Introduction
Decide To Deal With Resentment
ACKNOWLEDGE the issue causing resentment
REMEMBER skills that work for you
EXECUTE a plan to forgive, or ask forgiveness

Self-Talk for Offending Partner to remember

If you are the Offending Partner, remembering and applying these self-talks that have helped hundreds of other offending partners:

  • “I must be patient. No really, I must be be patient! Just because I have tried to rectify things, I can’t expect instant acceptance. It will take my partner some time to trust me again, if ever.”

    Example of where to apply this self-talk:

    You are seeking forgiveness and have vowed to change but your partner isn’t responding quickly enough for you.

  • “I must work on developing empathy for my partner – to have greater awareness of how my actions may be causing discomfort or angst in my partner whom I want to protect so they feel safe around me.

    Example of where to apply this self-talk:

    Couple in automobile. Husband pulled maneuver that wife thought was unsafe. She pleaded for him to stop doing it, but he continued insisting it was safe and he was in the right. He was technically right in that there was no accident, but he  did not take into account the fear and anxiety his driving behavior was causing in his wife. He was focused only on the driving issue like a laser beam, instead of also being considerate of the emotional reaction of those in the car.

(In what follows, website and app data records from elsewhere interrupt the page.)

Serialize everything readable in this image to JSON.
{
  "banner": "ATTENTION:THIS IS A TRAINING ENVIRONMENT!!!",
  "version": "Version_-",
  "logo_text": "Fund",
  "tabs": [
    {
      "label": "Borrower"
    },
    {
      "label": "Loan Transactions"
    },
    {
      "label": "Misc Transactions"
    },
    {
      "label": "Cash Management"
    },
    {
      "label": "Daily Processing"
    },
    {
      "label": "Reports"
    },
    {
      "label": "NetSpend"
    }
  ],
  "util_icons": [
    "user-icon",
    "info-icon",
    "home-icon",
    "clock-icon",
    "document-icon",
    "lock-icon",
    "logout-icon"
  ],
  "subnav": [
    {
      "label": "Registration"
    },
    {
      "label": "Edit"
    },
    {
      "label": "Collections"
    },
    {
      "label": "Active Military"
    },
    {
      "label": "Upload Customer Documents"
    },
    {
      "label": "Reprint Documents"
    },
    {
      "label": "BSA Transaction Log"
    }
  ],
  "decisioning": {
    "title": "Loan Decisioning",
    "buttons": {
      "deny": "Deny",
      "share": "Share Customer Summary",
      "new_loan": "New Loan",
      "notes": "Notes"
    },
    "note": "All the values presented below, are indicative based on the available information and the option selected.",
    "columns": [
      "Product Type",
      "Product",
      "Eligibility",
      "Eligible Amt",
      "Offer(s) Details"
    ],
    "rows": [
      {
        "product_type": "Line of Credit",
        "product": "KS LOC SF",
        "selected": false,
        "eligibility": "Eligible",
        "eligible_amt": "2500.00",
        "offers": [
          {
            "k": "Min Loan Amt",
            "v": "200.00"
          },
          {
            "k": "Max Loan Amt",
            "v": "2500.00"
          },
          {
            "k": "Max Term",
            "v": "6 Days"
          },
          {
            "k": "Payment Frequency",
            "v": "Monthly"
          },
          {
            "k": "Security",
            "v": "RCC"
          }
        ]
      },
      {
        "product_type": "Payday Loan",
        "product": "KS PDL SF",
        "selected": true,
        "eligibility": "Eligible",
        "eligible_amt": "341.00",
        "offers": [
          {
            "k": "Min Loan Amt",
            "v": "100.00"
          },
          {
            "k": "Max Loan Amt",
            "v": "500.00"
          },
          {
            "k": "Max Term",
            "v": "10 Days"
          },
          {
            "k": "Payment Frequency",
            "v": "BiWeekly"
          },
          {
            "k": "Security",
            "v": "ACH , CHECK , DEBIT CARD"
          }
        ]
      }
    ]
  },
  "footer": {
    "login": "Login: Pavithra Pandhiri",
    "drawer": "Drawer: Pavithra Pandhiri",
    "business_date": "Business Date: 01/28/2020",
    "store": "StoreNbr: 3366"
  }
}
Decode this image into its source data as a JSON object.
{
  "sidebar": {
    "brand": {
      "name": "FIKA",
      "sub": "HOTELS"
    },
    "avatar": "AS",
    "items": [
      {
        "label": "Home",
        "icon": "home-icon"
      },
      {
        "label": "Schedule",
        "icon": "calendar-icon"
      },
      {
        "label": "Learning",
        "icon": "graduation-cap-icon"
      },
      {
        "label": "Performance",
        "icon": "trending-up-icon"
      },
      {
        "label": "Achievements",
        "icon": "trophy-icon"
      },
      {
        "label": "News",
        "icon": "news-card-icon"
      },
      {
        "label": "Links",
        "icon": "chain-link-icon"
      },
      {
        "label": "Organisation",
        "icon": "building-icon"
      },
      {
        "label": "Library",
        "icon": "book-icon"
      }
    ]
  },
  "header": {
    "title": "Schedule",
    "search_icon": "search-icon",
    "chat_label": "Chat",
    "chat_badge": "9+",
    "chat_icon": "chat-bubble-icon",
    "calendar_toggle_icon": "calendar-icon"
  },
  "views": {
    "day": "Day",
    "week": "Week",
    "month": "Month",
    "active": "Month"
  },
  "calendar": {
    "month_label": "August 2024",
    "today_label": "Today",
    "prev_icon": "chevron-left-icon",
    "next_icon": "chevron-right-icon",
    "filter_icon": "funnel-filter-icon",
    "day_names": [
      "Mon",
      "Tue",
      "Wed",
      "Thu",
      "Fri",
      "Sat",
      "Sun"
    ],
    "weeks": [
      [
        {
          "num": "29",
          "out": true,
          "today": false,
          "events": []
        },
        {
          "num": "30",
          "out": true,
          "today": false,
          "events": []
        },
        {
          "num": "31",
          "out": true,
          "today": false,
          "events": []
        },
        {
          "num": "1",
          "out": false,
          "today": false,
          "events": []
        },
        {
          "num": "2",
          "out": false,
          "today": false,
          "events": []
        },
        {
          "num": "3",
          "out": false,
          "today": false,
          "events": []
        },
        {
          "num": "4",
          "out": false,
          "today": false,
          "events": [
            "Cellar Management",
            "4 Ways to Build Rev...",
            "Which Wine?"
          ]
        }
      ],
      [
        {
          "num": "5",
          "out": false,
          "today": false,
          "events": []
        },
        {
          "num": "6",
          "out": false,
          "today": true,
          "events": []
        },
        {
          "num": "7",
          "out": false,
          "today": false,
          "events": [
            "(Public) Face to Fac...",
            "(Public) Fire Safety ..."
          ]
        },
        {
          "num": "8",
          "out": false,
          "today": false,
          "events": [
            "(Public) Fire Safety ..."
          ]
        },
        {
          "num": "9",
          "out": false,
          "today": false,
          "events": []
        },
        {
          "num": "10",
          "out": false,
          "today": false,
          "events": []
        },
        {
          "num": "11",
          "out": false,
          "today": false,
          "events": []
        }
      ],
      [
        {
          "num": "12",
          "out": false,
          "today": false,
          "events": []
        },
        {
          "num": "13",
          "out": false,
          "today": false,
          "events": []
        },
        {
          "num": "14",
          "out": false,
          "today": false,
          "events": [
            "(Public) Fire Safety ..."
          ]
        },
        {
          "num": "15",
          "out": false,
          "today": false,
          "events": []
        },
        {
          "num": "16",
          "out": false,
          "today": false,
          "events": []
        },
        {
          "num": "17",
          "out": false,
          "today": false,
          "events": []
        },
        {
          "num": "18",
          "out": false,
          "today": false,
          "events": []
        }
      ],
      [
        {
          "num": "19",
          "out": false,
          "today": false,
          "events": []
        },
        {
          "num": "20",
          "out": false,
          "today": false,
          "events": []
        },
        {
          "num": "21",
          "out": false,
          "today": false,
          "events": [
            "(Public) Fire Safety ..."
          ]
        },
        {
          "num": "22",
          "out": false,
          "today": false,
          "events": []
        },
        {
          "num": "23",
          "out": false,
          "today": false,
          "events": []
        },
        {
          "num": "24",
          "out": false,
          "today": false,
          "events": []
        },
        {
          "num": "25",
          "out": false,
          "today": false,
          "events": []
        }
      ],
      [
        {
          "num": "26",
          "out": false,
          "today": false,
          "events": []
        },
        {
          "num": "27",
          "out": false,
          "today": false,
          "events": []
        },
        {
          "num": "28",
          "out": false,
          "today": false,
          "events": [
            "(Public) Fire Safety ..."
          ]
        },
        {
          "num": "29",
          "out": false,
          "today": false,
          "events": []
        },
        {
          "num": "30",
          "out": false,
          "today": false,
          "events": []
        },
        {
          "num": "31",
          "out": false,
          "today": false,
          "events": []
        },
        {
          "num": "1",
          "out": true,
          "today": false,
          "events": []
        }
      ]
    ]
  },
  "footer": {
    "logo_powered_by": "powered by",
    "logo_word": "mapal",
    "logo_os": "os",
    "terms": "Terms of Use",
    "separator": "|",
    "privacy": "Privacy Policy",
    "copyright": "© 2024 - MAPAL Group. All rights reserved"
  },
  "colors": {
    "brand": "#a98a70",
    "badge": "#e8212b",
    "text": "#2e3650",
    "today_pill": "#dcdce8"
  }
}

  • “I know I am right… but I don’t have to prove it all the time. Let them discover it. So sweet when they do!”

    Example of where to apply this self-talk:

    Jim and Mary had been married 20 years most of which had been spent with Mary seeing Jim as a project to work on. Jim had deep resentment but buried it, saying nothing but “yes, dear”. Mary criticized almost everything he did-and was right most of the time. But in the process she lost the love of her husband over “being right” about many things that didn’t matter anyhow.

  • “I will try harder to simply do (or not do) the things that cause resentment in my partner. I could change if I really wanted to.

    Example of where to apply this self-talk:

    Most partners know what they do that causes resentment in the relationship, but they often continue to do it – but expect a different result. For instance, Mary complained to Jim for 10 years that she resented the fact that he didn’t help her enough with house chores and child care. In therapy, I asked Jim why he simply didn’t help out more. He answered that he did do his share, as he saw it. Truth is, when she complained, his self talk was something like “once the storm blows over I can continue to watch my basketball game – she’ll get over it.”

  • “Life is a lot better and a lot easier if my partner does not have resentment toward me and vice versa.”

    Example of where to apply this self-talk:

    almost all the time in a marriage. You do not want to live in a marriage of deep resentment because resentment can turn to contempt which is a death-knell for relationships. In many marriages, it blocks sexuality, it prevents intimacy and closeness and it leads to estrangement from each other.